GIVEN DATA: Begin
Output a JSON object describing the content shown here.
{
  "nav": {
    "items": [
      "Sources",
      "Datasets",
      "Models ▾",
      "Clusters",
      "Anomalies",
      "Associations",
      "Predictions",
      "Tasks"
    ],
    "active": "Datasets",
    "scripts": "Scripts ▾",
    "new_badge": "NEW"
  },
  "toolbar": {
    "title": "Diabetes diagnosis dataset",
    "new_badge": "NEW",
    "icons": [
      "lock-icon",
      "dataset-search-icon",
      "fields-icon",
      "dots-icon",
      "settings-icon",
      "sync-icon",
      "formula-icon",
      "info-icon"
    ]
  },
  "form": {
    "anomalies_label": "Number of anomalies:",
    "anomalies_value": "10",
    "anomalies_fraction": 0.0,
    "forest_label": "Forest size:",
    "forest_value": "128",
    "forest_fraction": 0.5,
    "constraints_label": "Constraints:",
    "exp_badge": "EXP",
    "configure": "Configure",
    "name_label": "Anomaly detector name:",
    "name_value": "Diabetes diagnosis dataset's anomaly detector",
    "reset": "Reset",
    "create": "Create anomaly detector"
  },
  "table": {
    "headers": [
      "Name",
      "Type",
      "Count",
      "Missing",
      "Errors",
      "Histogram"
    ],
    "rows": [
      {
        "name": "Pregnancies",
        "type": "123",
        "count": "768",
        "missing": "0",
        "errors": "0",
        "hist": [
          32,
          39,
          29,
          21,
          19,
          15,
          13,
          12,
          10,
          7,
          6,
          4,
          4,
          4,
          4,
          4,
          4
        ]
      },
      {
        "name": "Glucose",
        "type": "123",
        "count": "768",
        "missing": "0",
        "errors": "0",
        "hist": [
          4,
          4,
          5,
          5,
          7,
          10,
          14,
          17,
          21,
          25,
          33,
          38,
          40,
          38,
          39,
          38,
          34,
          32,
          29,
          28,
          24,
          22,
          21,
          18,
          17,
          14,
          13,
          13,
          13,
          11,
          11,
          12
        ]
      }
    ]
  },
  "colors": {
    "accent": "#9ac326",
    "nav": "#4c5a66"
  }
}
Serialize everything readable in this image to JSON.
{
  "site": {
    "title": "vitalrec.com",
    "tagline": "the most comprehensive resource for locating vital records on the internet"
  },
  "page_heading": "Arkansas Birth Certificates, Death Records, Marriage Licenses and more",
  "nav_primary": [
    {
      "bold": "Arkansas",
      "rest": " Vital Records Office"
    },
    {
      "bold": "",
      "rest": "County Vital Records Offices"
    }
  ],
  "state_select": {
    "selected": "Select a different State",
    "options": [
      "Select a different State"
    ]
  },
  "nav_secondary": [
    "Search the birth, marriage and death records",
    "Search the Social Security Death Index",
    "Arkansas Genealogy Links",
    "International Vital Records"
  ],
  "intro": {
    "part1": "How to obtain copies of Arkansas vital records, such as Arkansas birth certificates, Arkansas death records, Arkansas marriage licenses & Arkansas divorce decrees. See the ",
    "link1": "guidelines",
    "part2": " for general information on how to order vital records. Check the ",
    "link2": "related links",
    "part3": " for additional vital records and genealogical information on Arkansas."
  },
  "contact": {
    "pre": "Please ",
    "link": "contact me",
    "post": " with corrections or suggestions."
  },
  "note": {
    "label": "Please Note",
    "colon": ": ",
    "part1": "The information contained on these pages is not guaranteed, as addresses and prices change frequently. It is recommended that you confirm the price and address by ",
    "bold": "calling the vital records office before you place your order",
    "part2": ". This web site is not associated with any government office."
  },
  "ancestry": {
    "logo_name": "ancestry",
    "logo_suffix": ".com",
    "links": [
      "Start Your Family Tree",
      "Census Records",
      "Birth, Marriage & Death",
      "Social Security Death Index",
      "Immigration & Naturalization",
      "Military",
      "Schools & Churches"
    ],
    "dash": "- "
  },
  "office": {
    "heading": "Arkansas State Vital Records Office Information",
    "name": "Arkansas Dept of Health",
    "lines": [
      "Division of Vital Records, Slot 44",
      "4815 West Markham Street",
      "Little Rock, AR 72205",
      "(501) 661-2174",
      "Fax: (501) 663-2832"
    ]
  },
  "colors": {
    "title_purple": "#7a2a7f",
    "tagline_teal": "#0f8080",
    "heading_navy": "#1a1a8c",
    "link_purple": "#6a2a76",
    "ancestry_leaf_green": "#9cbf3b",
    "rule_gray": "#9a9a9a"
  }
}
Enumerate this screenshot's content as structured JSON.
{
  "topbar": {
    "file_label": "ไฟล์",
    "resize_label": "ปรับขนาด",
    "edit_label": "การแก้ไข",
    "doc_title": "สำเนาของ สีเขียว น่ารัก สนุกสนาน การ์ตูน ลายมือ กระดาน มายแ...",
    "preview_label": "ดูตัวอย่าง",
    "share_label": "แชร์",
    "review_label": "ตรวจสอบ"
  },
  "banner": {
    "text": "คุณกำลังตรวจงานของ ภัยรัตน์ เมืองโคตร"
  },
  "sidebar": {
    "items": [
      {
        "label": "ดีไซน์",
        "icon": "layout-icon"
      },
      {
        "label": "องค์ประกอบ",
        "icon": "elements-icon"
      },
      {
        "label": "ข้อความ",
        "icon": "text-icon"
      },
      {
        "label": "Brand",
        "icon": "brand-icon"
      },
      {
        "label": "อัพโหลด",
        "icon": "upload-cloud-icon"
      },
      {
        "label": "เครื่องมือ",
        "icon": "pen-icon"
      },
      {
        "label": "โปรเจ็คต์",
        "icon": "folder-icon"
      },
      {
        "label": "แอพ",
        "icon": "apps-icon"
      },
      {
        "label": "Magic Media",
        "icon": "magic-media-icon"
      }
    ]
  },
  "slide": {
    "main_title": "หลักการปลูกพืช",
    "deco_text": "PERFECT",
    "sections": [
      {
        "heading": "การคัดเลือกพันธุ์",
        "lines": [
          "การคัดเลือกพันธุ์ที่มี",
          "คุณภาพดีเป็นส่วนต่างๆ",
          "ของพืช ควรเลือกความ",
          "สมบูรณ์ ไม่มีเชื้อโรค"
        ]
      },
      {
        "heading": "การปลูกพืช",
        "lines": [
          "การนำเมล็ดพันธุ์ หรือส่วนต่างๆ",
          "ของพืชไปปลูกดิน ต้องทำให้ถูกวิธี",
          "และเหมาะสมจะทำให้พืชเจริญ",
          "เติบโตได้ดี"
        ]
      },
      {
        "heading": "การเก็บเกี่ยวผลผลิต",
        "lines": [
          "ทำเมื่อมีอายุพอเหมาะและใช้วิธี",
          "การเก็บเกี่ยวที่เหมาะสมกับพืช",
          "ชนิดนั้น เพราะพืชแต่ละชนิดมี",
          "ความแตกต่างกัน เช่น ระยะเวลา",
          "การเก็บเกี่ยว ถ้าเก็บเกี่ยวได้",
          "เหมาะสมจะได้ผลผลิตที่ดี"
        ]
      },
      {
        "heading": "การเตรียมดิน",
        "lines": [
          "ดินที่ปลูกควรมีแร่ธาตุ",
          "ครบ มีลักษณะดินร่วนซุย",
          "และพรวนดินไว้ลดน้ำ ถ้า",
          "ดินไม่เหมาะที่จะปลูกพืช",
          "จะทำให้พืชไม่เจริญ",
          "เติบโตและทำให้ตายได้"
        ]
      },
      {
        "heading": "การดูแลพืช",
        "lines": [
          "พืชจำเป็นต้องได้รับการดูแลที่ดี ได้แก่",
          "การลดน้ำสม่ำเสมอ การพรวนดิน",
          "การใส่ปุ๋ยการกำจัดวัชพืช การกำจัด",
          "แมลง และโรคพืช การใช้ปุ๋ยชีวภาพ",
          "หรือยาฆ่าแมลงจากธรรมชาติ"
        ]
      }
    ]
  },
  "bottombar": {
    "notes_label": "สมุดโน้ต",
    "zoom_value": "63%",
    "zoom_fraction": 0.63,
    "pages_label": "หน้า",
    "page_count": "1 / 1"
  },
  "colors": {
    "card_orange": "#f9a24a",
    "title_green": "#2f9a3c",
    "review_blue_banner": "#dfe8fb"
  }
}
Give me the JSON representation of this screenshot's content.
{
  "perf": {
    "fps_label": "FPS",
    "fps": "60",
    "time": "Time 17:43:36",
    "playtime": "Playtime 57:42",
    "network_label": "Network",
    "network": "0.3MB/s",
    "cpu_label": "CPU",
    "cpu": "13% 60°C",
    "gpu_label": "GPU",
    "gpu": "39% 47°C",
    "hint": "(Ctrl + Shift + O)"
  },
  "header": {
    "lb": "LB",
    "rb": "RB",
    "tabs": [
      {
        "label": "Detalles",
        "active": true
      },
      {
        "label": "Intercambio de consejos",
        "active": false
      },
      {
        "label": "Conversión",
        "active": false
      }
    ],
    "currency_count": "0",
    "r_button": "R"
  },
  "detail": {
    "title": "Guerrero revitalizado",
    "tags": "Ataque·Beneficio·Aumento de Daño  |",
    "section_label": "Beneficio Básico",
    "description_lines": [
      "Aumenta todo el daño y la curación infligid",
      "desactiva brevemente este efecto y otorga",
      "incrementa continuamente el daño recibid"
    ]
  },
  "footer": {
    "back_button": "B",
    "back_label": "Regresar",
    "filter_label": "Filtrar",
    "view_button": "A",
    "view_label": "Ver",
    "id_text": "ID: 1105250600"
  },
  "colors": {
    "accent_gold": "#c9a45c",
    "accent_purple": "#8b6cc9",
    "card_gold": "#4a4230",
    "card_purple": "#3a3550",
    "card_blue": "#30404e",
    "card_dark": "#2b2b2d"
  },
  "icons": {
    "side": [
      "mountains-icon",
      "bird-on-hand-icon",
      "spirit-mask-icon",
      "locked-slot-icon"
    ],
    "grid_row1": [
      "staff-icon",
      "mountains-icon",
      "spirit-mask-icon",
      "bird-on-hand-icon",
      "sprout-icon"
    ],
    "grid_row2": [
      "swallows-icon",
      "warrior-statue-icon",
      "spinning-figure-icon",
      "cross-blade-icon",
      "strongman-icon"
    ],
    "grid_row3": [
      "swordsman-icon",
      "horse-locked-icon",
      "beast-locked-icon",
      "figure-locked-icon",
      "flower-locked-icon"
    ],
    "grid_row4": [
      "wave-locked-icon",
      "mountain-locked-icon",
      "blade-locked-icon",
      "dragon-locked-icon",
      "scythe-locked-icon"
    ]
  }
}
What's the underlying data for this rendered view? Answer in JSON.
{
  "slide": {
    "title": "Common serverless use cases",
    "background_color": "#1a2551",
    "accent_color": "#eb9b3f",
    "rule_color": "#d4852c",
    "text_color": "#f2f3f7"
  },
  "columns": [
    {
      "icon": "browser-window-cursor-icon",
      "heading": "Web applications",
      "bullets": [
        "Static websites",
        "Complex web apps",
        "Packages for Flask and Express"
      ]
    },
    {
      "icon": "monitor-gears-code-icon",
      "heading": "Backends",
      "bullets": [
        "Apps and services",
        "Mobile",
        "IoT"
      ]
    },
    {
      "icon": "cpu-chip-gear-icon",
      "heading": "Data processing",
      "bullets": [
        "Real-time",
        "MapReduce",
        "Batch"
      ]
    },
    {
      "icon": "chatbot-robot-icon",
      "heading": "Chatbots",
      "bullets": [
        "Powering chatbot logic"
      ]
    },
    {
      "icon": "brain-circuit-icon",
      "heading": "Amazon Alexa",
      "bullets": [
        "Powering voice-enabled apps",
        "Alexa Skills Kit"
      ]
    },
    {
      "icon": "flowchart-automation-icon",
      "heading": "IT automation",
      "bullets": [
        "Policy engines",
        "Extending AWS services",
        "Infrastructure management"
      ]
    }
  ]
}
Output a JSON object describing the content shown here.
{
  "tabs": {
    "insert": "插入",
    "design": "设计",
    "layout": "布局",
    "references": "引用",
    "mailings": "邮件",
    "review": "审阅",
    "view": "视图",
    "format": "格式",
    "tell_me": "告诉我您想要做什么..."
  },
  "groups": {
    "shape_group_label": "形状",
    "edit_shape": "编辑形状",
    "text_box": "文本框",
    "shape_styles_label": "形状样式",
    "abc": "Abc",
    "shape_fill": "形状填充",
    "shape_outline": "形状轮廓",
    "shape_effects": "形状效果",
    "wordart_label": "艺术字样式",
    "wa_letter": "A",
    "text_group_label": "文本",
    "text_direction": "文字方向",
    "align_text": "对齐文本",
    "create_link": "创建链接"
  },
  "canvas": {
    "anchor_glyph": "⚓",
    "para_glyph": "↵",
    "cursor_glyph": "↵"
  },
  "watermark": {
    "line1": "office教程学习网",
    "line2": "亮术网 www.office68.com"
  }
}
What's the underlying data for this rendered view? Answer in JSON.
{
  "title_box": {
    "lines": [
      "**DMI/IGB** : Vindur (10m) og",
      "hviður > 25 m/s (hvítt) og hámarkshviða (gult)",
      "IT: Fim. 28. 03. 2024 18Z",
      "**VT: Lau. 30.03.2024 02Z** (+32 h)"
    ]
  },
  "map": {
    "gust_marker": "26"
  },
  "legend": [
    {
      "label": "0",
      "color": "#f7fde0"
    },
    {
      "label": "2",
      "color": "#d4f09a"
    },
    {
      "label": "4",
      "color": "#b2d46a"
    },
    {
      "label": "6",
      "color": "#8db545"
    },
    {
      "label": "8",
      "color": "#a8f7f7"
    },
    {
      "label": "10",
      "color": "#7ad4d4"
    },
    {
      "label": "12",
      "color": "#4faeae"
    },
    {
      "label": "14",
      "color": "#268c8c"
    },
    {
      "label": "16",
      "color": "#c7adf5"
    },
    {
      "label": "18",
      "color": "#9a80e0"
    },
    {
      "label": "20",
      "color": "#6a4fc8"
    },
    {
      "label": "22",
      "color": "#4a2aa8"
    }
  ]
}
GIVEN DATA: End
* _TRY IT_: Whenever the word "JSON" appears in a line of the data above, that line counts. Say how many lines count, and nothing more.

* _EXERCISE ANSWER_: 7